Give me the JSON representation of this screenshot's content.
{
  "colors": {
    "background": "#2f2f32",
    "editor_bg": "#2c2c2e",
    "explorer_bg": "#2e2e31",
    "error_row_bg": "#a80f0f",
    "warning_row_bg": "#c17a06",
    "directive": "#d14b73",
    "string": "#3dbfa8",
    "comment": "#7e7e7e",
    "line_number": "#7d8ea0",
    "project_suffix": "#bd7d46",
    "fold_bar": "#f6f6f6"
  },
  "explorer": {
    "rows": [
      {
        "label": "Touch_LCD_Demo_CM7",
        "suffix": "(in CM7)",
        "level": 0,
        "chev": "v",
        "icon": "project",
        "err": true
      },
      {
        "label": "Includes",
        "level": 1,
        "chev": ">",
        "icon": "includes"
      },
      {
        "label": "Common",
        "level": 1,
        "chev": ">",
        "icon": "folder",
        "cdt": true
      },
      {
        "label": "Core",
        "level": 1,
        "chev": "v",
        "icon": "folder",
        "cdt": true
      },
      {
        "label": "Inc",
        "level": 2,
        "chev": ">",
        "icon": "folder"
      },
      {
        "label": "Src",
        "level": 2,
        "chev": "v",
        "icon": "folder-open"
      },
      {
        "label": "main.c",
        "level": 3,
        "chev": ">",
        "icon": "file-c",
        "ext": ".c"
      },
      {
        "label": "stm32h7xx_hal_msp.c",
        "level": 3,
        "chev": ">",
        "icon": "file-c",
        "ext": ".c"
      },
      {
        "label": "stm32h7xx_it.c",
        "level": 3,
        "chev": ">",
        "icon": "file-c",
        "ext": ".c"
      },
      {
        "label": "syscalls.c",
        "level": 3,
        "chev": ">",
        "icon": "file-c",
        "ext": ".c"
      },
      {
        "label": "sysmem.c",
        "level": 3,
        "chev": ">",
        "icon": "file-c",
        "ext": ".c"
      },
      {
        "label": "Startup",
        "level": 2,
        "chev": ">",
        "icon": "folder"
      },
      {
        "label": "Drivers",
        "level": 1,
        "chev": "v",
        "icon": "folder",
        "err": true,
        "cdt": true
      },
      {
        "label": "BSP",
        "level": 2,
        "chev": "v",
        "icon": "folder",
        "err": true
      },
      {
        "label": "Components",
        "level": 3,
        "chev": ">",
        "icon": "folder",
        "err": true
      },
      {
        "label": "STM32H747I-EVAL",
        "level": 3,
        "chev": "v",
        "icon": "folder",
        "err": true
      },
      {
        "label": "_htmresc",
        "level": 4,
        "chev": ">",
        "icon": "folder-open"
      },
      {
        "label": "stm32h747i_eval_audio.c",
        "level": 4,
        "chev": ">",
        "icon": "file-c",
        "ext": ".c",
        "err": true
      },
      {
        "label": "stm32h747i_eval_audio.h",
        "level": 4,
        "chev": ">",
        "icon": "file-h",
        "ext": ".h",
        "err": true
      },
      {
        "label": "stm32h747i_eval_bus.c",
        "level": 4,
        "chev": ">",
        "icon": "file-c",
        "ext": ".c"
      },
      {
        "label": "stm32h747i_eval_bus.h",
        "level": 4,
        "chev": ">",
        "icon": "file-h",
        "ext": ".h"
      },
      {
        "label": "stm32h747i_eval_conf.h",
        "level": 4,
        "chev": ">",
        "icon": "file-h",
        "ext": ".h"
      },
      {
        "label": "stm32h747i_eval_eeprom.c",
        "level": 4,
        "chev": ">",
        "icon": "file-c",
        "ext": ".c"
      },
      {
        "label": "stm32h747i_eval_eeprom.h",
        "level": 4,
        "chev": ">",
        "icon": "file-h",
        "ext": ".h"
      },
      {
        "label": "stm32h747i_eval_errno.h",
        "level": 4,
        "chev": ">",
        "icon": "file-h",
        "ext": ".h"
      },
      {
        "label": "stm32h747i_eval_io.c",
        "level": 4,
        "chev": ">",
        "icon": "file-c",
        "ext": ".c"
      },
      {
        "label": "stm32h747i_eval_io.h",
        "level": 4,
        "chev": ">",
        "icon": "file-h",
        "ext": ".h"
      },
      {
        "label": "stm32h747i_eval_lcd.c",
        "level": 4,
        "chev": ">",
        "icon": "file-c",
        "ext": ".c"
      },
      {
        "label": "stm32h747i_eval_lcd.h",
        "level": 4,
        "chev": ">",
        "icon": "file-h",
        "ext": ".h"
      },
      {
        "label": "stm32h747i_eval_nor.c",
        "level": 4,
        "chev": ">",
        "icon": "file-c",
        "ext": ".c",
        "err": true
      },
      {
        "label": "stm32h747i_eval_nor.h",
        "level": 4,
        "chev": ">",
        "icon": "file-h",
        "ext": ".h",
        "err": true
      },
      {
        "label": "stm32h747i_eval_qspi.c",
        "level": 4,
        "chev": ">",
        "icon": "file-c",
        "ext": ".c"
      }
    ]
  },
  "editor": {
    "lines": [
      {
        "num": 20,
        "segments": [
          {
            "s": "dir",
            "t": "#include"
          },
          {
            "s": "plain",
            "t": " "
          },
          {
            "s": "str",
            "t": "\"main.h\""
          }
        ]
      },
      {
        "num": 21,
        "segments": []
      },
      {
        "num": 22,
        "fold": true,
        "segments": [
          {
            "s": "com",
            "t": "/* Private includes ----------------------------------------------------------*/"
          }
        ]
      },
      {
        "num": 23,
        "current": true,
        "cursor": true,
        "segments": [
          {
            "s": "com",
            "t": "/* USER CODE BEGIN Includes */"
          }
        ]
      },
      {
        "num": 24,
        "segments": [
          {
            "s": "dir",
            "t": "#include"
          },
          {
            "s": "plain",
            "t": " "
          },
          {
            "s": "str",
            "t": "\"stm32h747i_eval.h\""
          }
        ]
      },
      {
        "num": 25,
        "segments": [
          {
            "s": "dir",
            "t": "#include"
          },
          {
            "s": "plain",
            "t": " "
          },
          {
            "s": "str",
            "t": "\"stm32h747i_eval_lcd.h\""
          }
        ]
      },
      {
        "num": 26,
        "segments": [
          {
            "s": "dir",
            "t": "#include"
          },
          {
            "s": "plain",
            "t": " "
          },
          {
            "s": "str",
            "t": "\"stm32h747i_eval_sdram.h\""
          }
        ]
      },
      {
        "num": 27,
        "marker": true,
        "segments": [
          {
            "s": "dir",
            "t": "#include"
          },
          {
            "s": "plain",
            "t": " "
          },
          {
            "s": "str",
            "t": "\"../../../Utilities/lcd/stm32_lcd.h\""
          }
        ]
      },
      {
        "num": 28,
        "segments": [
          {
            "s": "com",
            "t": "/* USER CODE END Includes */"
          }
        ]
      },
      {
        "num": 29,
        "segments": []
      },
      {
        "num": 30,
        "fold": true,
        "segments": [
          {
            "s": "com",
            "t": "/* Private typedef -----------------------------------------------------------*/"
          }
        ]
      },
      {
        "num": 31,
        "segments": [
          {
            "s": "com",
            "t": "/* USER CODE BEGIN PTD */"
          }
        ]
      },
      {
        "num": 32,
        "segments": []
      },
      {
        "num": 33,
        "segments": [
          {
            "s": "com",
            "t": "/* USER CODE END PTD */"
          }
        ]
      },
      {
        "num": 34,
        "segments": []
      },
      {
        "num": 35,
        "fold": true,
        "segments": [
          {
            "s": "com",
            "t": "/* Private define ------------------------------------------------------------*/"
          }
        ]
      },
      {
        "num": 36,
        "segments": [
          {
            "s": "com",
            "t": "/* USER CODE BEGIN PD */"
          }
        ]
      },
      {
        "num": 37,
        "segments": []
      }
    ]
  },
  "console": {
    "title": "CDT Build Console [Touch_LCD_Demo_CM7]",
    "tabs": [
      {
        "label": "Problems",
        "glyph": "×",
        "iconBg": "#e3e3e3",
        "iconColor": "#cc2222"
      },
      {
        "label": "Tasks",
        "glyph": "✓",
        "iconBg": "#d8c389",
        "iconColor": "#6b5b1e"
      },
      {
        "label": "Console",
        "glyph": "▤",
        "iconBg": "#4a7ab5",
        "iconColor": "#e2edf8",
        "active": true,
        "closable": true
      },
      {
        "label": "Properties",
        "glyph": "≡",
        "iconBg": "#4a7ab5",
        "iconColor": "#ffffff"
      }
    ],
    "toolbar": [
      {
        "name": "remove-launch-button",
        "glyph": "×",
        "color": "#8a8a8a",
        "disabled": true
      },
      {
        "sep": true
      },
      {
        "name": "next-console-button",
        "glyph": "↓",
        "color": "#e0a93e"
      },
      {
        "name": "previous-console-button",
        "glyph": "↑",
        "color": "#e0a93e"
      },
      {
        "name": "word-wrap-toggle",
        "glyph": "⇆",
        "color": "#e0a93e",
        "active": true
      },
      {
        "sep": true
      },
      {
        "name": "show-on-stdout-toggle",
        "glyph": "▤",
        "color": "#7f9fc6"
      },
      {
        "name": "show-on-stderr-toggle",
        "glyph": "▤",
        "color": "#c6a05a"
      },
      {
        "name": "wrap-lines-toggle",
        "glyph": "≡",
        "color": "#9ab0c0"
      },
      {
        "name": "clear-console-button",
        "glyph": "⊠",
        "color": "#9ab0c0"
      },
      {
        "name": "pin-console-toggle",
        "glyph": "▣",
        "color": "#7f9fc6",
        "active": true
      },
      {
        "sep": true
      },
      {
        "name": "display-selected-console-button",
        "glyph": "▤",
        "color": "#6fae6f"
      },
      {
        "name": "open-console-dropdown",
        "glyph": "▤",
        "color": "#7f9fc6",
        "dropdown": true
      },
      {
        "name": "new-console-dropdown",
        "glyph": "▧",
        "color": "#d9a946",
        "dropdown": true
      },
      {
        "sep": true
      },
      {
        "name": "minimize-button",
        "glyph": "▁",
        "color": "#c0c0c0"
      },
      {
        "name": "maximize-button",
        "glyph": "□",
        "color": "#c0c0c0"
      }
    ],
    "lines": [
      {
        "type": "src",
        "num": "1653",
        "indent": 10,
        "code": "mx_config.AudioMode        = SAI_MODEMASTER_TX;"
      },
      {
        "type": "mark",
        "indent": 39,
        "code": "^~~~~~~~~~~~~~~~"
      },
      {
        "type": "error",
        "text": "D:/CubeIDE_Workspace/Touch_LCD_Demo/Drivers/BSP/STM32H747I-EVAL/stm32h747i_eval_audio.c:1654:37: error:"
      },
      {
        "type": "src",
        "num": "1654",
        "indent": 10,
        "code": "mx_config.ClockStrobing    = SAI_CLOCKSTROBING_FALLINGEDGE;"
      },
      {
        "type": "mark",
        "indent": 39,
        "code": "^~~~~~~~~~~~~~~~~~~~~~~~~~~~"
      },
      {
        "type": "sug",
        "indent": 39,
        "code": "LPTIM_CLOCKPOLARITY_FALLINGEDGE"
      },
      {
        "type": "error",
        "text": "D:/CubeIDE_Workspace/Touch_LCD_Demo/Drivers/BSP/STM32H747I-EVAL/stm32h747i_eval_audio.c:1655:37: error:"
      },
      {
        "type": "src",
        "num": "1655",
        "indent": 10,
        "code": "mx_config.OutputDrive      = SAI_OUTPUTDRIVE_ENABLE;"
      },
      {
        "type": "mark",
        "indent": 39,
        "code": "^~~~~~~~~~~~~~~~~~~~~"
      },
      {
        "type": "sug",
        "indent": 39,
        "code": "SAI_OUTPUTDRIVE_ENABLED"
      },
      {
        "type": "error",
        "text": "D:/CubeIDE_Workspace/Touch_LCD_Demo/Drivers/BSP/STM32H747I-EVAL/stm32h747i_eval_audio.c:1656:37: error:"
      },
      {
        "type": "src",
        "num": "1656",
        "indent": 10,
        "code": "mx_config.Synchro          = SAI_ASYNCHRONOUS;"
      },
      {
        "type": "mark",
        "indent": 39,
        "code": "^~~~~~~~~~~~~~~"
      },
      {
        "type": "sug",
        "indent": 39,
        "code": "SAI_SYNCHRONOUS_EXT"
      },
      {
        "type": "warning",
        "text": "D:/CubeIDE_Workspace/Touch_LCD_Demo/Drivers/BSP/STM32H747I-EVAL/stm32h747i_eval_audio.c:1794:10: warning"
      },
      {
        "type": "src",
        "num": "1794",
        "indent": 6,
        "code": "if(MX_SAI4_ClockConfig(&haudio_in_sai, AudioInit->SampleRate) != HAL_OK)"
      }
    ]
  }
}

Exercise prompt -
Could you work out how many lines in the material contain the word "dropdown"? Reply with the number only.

Written response -
4